_TASK DESCRIPTION_
Give the data below again exactly as written, but without the pictures.

Dataset rows for apps and sites:
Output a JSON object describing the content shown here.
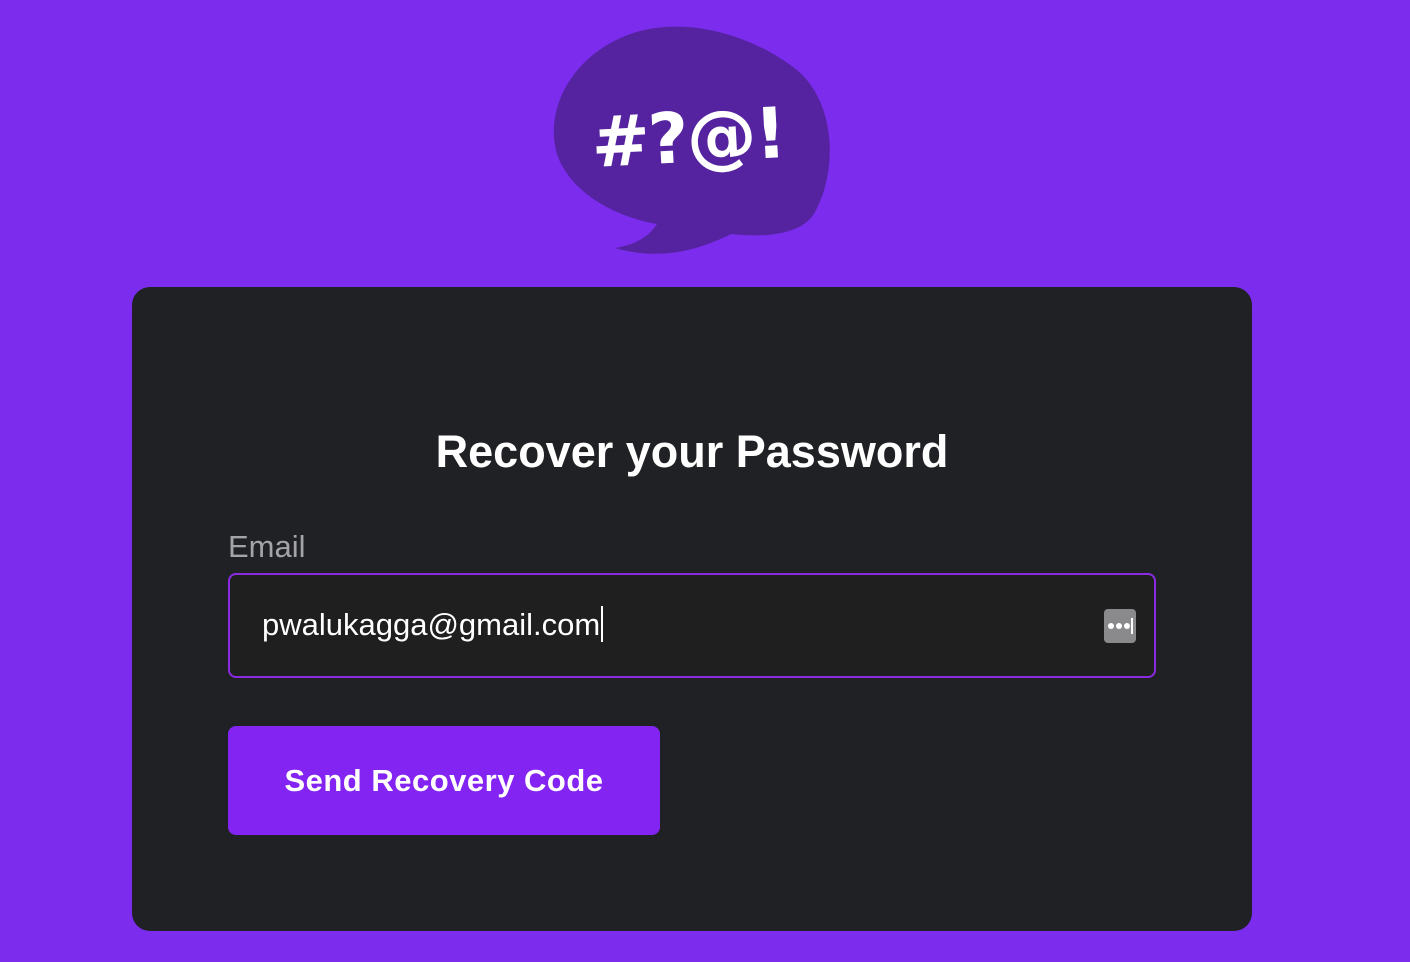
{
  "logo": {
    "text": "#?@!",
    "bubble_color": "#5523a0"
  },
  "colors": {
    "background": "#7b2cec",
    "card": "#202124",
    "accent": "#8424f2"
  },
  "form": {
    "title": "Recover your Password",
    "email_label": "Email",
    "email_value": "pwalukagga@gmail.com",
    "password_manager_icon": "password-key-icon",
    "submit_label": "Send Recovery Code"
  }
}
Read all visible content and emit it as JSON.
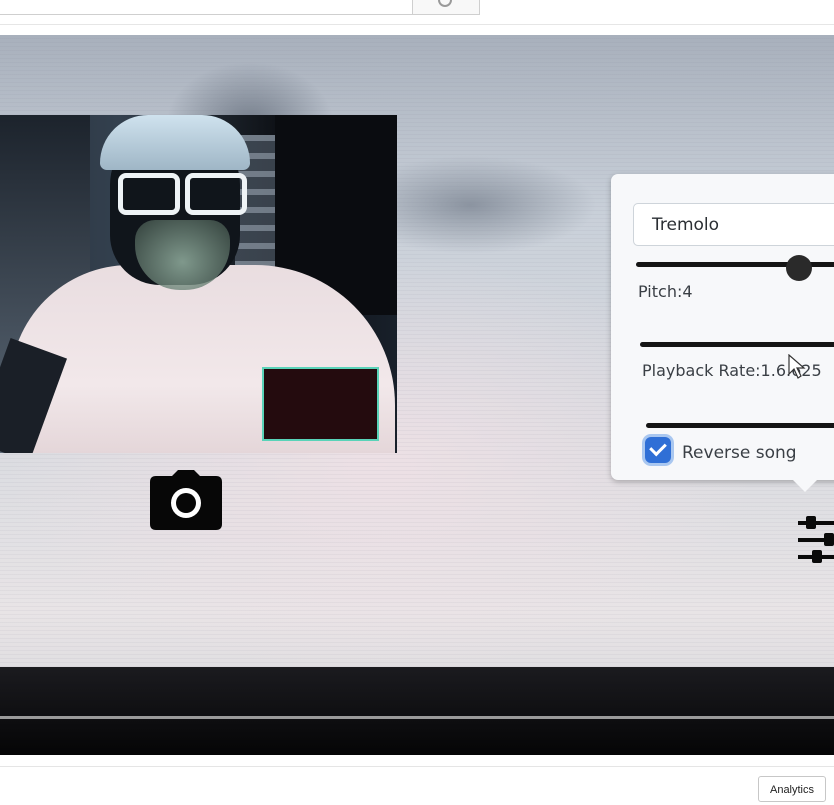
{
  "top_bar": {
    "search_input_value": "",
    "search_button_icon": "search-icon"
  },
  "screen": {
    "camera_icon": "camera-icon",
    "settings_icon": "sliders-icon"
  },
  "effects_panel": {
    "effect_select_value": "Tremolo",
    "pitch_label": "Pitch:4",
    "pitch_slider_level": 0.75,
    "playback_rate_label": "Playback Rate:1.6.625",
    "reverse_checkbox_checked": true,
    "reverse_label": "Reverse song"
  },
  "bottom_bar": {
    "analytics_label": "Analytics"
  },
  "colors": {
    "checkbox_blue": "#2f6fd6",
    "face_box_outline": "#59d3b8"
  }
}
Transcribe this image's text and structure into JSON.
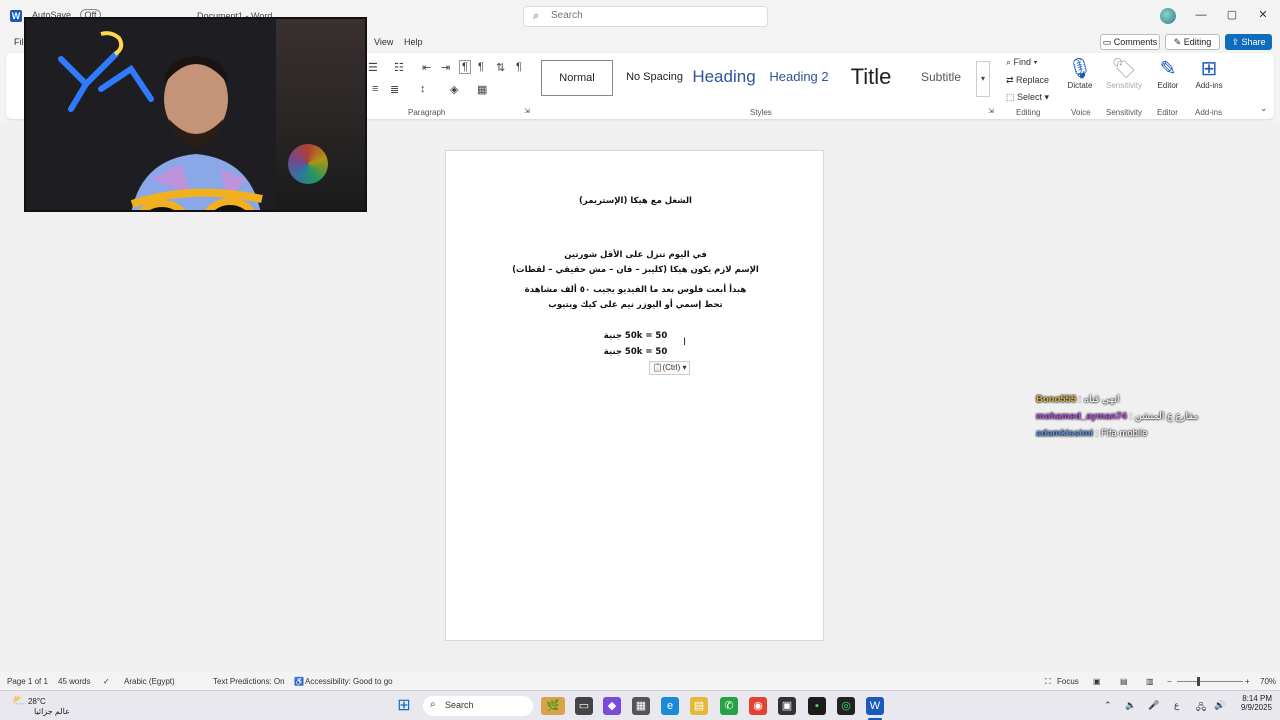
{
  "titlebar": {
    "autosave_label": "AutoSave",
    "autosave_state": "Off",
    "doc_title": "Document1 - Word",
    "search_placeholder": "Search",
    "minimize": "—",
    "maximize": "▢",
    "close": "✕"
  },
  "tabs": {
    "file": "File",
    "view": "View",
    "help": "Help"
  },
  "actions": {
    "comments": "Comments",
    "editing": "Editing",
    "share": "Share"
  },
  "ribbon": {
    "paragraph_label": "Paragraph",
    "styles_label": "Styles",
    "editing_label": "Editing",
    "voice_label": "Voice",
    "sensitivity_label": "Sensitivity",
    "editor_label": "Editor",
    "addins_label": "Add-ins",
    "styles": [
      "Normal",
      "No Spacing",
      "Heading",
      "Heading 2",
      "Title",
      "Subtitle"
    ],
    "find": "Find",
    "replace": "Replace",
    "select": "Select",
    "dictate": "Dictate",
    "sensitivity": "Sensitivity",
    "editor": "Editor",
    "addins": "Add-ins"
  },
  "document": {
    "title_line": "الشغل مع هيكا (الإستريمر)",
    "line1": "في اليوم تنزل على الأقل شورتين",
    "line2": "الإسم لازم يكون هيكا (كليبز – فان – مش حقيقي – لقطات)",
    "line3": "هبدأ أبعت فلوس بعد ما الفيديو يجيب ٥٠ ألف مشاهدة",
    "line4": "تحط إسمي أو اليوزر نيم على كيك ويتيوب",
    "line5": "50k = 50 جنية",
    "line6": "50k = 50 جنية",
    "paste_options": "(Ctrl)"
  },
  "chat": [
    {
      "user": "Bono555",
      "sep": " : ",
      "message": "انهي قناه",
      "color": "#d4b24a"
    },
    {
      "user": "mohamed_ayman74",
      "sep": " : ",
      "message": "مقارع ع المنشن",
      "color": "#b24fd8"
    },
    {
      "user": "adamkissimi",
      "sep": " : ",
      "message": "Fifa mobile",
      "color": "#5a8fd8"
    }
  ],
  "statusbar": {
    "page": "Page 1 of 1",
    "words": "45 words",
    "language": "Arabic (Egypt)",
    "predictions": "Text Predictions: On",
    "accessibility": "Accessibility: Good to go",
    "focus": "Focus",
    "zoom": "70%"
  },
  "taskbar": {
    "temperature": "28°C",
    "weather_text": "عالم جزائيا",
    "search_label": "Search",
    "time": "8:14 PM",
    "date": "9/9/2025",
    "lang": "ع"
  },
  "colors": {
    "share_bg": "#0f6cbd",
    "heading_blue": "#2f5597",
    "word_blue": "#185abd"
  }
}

_ANSWER TO THIS PROBLEM_
Output a JSON object describing the content shown here.
{
  "logo": {
    "text": "#?@!",
    "bubble_color": "#5523a0"
  },
  "colors": {
    "background": "#7b2cec",
    "card": "#202124",
    "accent": "#8424f2"
  },
  "form": {
    "title": "Recover your Password",
    "email_label": "Email",
    "email_value": "pwalukagga@gmail.com",
    "password_manager_icon": "password-key-icon",
    "submit_label": "Send Recovery Code"
  }
}
Read all visible content and emit it as JSON.
{
  "top_bar": {
    "search_input_value": "",
    "search_button_icon": "search-icon"
  },
  "screen": {
    "camera_icon": "camera-icon",
    "settings_icon": "sliders-icon"
  },
  "effects_panel": {
    "effect_select_value": "Tremolo",
    "pitch_label": "Pitch:4",
    "pitch_slider_level": 0.75,
    "playback_rate_label": "Playback Rate:1.6.625",
    "reverse_checkbox_checked": true,
    "reverse_label": "Reverse song"
  },
  "bottom_bar": {
    "analytics_label": "Analytics"
  },
  "colors": {
    "checkbox_blue": "#2f6fd6",
    "face_box_outline": "#59d3b8"
  }
}
Transcribe this image's text and structure into JSON.
{
  "titlebar": {
    "autosave_label": "AutoSave",
    "autosave_state": "Off",
    "doc_title": "Document1 - Word",
    "search_placeholder": "Search",
    "minimize": "—",
    "maximize": "▢",
    "close": "✕"
  },
  "tabs": {
    "file": "File",
    "view": "View",
    "help": "Help"
  },
  "actions": {
    "comments": "Comments",
    "editing": "Editing",
    "share": "Share"
  },
  "ribbon": {
    "paragraph_label": "Paragraph",
    "styles_label": "Styles",
    "editing_label": "Editing",
    "voice_label": "Voice",
    "sensitivity_label": "Sensitivity",
    "editor_label": "Editor",
    "addins_label": "Add-ins",
    "styles": [
      "Normal",
      "No Spacing",
      "Heading",
      "Heading 2",
      "Title",
      "Subtitle"
    ],
    "find": "Find",
    "replace": "Replace",
    "select": "Select",
    "dictate": "Dictate",
    "sensitivity": "Sensitivity",
    "editor": "Editor",
    "addins": "Add-ins"
  },
  "document": {
    "title_line": "الشغل مع هيكا (الإستريمر)",
    "line1": "في اليوم تنزل على الأقل شورتين",
    "line2": "الإسم لازم يكون هيكا (كليبز – فان – مش حقيقي – لقطات)",
    "line3": "هبدأ أبعت فلوس بعد ما الفيديو يجيب ٥٠ ألف مشاهدة",
    "line4": "تحط إسمي أو اليوزر نيم على كيك ويتيوب",
    "line5": "50k = 50 جنية",
    "line6": "50k = 50 جنية",
    "paste_options": "(Ctrl)"
  },
  "chat": [
    {
      "user": "Bono555",
      "sep": " : ",
      "message": "انهي قناه",
      "color": "#d4b24a"
    },
    {
      "user": "mohamed_ayman74",
      "sep": " : ",
      "message": "مقارع ع المنشن",
      "color": "#b24fd8"
    },
    {
      "user": "adamkissimi",
      "sep": " : ",
      "message": "Fifa mobile",
      "color": "#5a8fd8"
    }
  ],
  "statusbar": {
    "page": "Page 1 of 1",
    "words": "45 words",
    "language": "Arabic (Egypt)",
    "predictions": "Text Predictions: On",
    "accessibility": "Accessibility: Good to go",
    "focus": "Focus",
    "zoom": "70%"
  },
  "taskbar": {
    "temperature": "28°C",
    "weather_text": "عالم جزائيا",
    "search_label": "Search",
    "time": "8:14 PM",
    "date": "9/9/2025",
    "lang": "ع"
  },
  "colors": {
    "share_bg": "#0f6cbd",
    "heading_blue": "#2f5597",
    "word_blue": "#185abd"
  }
}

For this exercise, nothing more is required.